Overall, I have to say that I enjoyed using the pack quite a bit. I could pack in everything I wanted, get access to all my essentials when I needed it and most importantly gave me the peace of mind around my camera gear.
The Narrows is a bit of a special case because you’re in ankle to knee high water the whole time and so I did have to think about waterproofing. I would call the bag water resistant at best and so to add an extra layer of protection I did buy a pack liner for the interior of the bag.
The difficulty with having a pack liner is that it becomes a bit of a hassle to access your ICU because it wraps around that too. Every time I would basically have to unroll the liner and pull it down on the back side of the bag to access the ICU. This was a constant struggle I was having during the hike because I wanted to protect my camera gear from water but at the same time wanted to have it out and ready to shoot the beautiful canyon we were winding around. At the end of it all, I said “F that” and kept my SLR in the Navin for most of the trip. There were a few hairy water crossings where I did pack it back in but once it was over, I pulled the camera back out into the Navin.
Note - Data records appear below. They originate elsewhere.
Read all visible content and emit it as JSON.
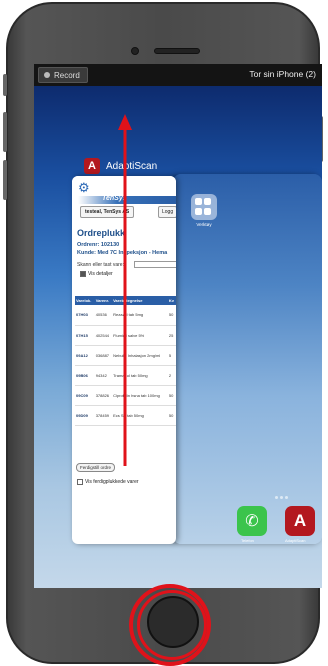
{
  "status_bar": {
    "record_label": "Record",
    "device_name": "Tor sin iPhone (2)"
  },
  "switcher": {
    "app_name": "AdaptiScan",
    "app_icon_letter": "A"
  },
  "front_card": {
    "logo": "TenSys",
    "user_button": "testeal, TenSys AS",
    "logout_button": "Logg",
    "title": "Ordreplukk",
    "order_line": "Ordrenr: 102130",
    "customer_line": "Kunde: Med 7C Inspeksjon - Hema",
    "scan_label": "Skann eller tast vare:",
    "show_details": "Vis detaljer",
    "table_headers": [
      "Varelok.",
      "Varenr.",
      "Varebetegnelse",
      "Kv"
    ],
    "rows": [
      {
        "loc": "07H03",
        "nr": "40536",
        "desc": "Rezazol tab 5mg",
        "qty": "50"
      },
      {
        "loc": "07H15",
        "nr": "402544",
        "desc": "Flumidil salve 5%",
        "qty": "25"
      },
      {
        "loc": "09A12",
        "nr": "036887",
        "desc": "Nebulin Inhalasjon 2mg/ml",
        "qty": "5"
      },
      {
        "loc": "09B06",
        "nr": "94342",
        "desc": "Tramadol tab 50mg",
        "qty": "2"
      },
      {
        "loc": "09C09",
        "nr": "378826",
        "desc": "Ciprofolin hsna tab 100mg",
        "qty": "50"
      },
      {
        "loc": "09D09",
        "nr": "378459",
        "desc": "Ecs SA tab 50mg",
        "qty": "50"
      }
    ],
    "finished_button": "Ferdigstill ordre",
    "show_finished": "Vis ferdigplukkede varer"
  },
  "back_card": {
    "folder_label": "Verktøy",
    "dock_phone_label": "Telefon",
    "dock_app_label": "AdaptiScan",
    "dock_app_letter": "A"
  },
  "colors": {
    "annotation_red": "#e0121a",
    "brand_blue": "#2a5ea6",
    "adaptiscan_red": "#b3181f"
  }
}
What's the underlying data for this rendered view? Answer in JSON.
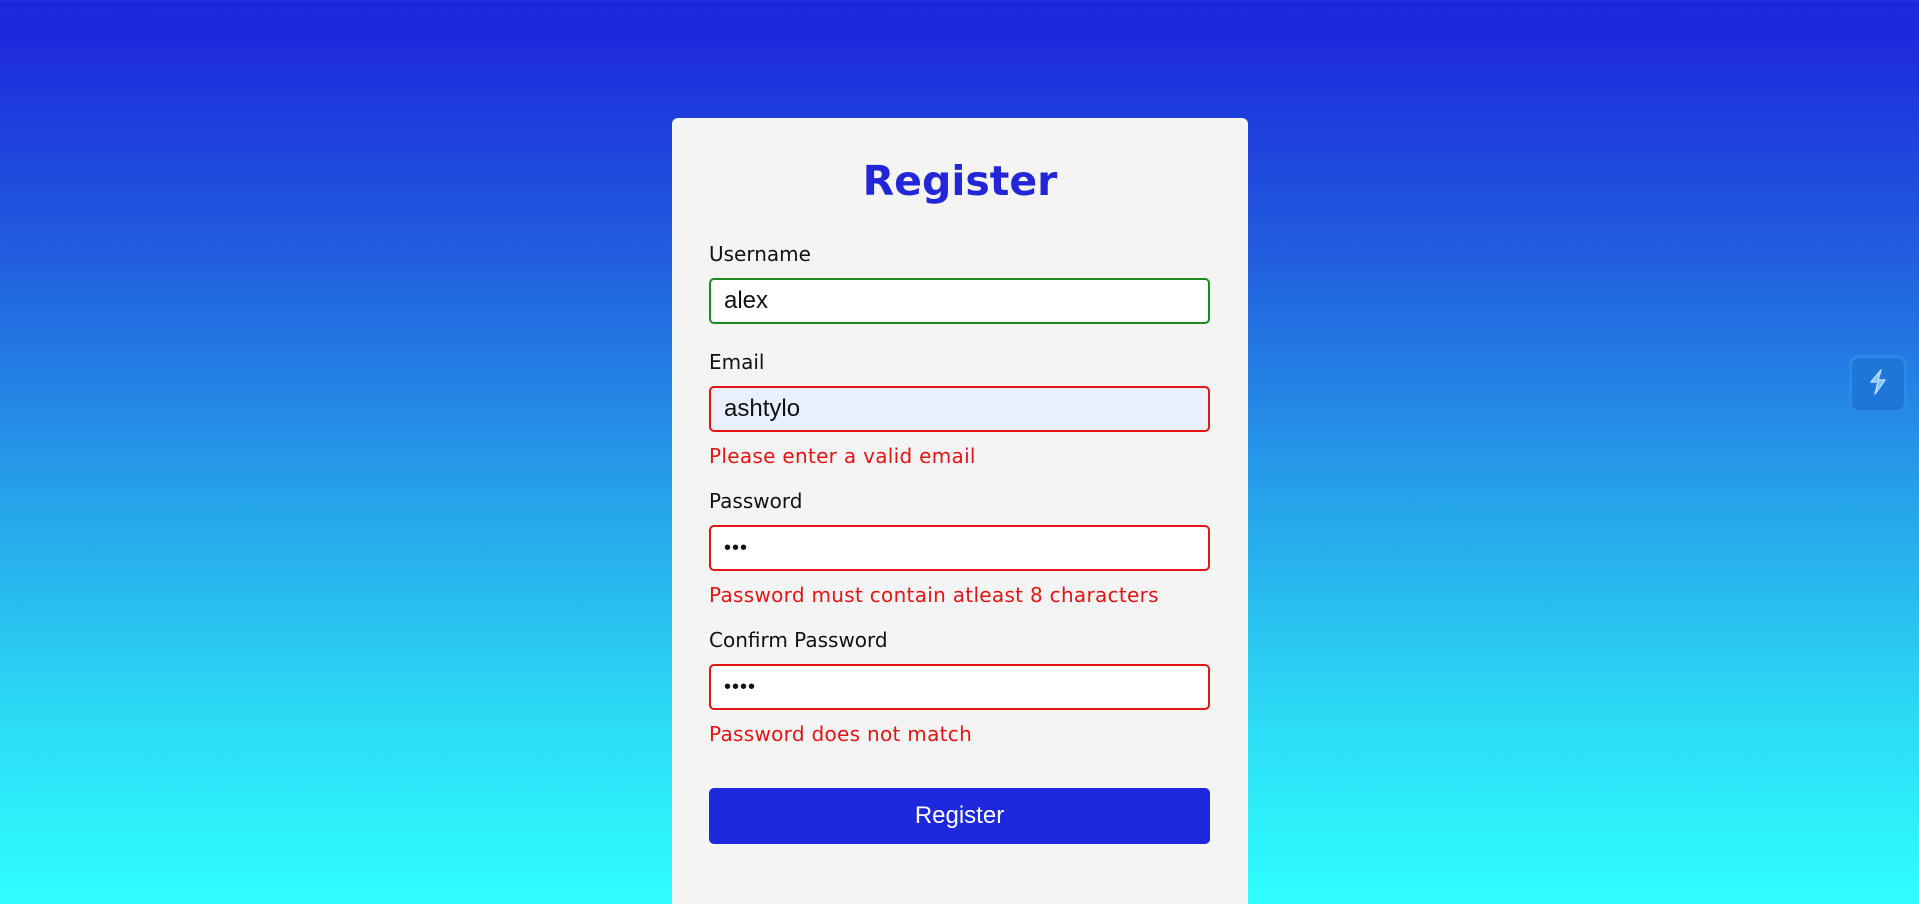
{
  "form": {
    "title": "Register",
    "username": {
      "label": "Username",
      "value": "alex",
      "state": "valid"
    },
    "email": {
      "label": "Email",
      "value": "ashtylo",
      "error": "Please enter a valid email",
      "state": "invalid"
    },
    "password": {
      "label": "Password",
      "value": "abc",
      "error": "Password must contain atleast 8 characters",
      "state": "invalid"
    },
    "confirm_password": {
      "label": "Confirm Password",
      "value": "abcd",
      "error": "Password does not match",
      "state": "invalid"
    },
    "submit_label": "Register"
  },
  "colors": {
    "primary": "#1d28dc",
    "title": "#2226d6",
    "error": "#e31414",
    "valid": "#1f8a1f",
    "card_bg": "#f4f4f4",
    "gradient_top": "#1d28dc",
    "gradient_bottom": "#2effff"
  },
  "extension_widget": {
    "icon": "lightning-bolt-icon"
  }
}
At first, I was going to have my sleeping bag at the bottom of the bag but realized that wouldn’t be smart with the potential of having waist high water so I ended up putting it at the top. The nice surprise out of all this was that with it at the top, I thought it was going to obstruct top access to the interior of the bag but because of the flap design, it wasn’t a problem. With the sleeping bag at the top, it does obstruct use of the top outer compartment of the bag so keep that in mind.
The side pockets of the bag in combination with the straps were perfect for locking the tent and tripod in place. I didn’t have any issues with those things falling out or feeling imbalanced while I was hiking.
Being the high end product that it is, it also commands a high price.
- The bag itself is $279 USD
- Medium shallow ICU is $79 USD
- The Navin is $59 USD
- 2 large Gatekeeper straps are $15 USD
- Large raincover is $22 USD
Before you know it you’re paying a total of $454 USD.
And then if you’re a Canadian like myself, tack on shipping in exchange and it balloons even more. I was lucky enough to find stock in Hong Kong and when I ran the numbers after conversion back to CAD, I was paying a little under $400.
Pros and cons
- Built extremely well and designed to be used in rugged environments.
- Lots of customizability options which is awesome (MOLLE and ICU)
- MOLLE attachment system is genius. Would love to see more products and third-parties leverage this.
- Does a fantastic job in protecting your camera gear.
- Ultimately what will deter most people is the price. It’s definitely on the high end of things and for most you’ll have to justify whether the cost is worth the use cases of the bag.
- High cost comes from the fact that you have to buy so many little small add ons just to get going. What frustrated me the most was that the gatekeepers and rain cover were extra. WHY??
- f-stop’s supply is just really bad. Every time I check, they’re always out of stock. So it’s good they’re getting a lot of demand but it’s frustrating if you want to buy directly from their online store (which is why I jumped on it in HK).
- Stand-alone, the Loka does not provide easy access to the bag. You need to place the bag on the ground, open it up and grab your gear. If you need to pull the camera out on the fly, this may not be the bag for you or you will need to invest in something like the Navin.
Great outdoor camera backpack for up to 3 days. Perfect for those that are going to be doing some hiking and require something a bit more rugged and versatile to not just store your camera but hold other essentials. It’s expensive but if you can make use of it, it’s going to delight you like no other camera bag.